Few bands in the metal underground have shone as brightly as Pallbearer, who have developed into one of the best doom metal bands around over the course of their three previous albums. However, what sets the band apart is their willingness to expand their sound to include prog-rock elements, something that becomes apparent when listening to their newest full-length record Forgotten Days.
While the production still has plenty of grime and grit to it, the band has honed down their sound: equal parts de-tuned lumbering riffs and spacy prog-rock sections. This is apparent from the sludgy riffs of the opening title track. What is also apparent are the much-improved vocals from Brett Campbell, who has really come into his own on this album. On previous releases, he was always mixed a bit farther back but now he comes through crystal clear.
In addition to the vastly improved vocals, there is an improved sense of songcraft on these songs, there is seldom a wasted moment, and each piece flows logically into the next. There are traces of goth-rock interspersed throughout, such as on the gorgeous “Riverbed,” which alternates between melodic guitar licks and surging metal. The centerpiece of Forgotten Days is the massive 12+ minute epic “Silver Wings,” which stands as one of the band’s best long-form songs. Slowly building through its many interlocking sections, the piece features some impressive dual guitar work from Campbell and Devin Holt. Towards the end of the song, there is a beautiful fadeout into a dreamy synth piece before the guitars come surging back in to finish things off.
There are still plenty of heavy tracks on this record, so don’t go thinking that Pallbearer have lightened up too much. The crushing “The Quicksand of Existing” relies on an arsenal of grooving riffs along with a soaring vocal performance from Campbell and some steady drumming from Mark Lierly. The closing track, “Caledonia,” is another strong highlight, with bassist Joseph D. Rowland alternating lead vocals with Campbell. The song features some of Rowland’s best bass work, anchoring the winding guitars of Campbell and Holt.

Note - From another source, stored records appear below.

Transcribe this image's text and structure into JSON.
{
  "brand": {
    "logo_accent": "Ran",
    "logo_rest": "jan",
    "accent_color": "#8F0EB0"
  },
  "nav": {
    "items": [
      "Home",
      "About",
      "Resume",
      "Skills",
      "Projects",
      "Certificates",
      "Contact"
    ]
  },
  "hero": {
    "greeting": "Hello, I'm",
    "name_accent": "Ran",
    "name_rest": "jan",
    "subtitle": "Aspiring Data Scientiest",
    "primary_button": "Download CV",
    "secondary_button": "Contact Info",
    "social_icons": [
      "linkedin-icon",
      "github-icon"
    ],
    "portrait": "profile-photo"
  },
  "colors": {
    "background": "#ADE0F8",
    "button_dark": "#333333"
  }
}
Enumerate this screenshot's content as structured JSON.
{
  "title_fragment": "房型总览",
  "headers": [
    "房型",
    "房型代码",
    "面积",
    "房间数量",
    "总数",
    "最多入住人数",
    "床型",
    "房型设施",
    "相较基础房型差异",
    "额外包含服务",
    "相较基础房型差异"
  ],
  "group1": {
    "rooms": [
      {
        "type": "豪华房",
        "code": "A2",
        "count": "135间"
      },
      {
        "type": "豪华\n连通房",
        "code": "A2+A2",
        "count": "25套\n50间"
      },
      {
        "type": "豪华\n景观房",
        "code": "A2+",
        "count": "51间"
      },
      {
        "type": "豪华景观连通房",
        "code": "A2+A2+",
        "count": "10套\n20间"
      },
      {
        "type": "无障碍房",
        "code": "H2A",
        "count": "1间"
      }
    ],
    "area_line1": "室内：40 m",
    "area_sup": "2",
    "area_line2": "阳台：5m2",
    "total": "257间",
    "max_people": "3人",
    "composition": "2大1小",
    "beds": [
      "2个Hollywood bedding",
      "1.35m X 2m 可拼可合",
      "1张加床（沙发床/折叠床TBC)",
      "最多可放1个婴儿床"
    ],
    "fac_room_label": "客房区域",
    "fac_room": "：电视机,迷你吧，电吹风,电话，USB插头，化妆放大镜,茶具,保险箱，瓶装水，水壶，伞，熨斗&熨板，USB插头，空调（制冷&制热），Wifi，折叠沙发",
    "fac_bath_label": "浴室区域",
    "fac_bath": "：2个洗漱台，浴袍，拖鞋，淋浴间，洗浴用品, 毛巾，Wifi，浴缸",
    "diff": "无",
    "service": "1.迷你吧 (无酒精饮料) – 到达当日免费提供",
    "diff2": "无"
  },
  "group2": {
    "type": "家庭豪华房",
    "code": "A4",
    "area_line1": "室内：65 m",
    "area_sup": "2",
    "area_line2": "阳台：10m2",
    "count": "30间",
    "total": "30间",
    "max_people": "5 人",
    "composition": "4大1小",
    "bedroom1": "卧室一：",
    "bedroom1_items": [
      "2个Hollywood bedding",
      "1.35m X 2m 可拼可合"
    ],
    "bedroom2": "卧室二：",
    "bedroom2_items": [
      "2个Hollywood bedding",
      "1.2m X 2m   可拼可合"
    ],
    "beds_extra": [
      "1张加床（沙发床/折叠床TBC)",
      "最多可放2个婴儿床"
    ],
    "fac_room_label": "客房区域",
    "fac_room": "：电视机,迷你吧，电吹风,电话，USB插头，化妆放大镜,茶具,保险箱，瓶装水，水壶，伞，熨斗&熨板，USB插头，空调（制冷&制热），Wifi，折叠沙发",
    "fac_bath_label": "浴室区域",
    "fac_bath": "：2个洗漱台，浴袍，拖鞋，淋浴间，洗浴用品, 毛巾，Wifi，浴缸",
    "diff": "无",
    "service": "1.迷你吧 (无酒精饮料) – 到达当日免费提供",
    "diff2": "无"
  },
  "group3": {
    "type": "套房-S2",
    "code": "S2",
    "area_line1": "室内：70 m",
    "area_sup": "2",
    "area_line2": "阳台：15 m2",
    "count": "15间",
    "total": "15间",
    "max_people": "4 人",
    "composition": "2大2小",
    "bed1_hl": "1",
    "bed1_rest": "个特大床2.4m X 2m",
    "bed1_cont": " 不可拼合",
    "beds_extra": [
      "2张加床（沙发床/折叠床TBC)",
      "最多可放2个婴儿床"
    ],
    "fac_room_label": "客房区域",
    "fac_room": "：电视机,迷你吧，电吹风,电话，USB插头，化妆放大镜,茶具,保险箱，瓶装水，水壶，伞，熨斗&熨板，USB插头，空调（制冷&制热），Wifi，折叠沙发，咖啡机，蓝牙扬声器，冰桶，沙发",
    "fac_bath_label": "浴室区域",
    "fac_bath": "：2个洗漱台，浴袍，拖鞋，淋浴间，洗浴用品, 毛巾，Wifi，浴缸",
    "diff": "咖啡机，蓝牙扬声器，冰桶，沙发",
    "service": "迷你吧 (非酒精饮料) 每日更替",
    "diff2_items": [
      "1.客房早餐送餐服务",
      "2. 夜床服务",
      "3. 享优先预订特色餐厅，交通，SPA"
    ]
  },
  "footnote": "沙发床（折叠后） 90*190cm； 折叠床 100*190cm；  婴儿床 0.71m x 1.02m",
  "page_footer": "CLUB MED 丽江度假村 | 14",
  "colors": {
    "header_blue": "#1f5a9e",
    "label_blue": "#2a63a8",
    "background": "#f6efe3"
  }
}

Pallbearer have once again delivered an impressive album, one that demands repeated listens. Due to the dense nature of these tracks, it’s hard to understand what is going on with just one listen. And it is that depth that makes Forgotten Days one of the best metal albums of the year.
Photo by Pollen Heath.
Listen to “The Quicksand of Existing” by Pallbearer: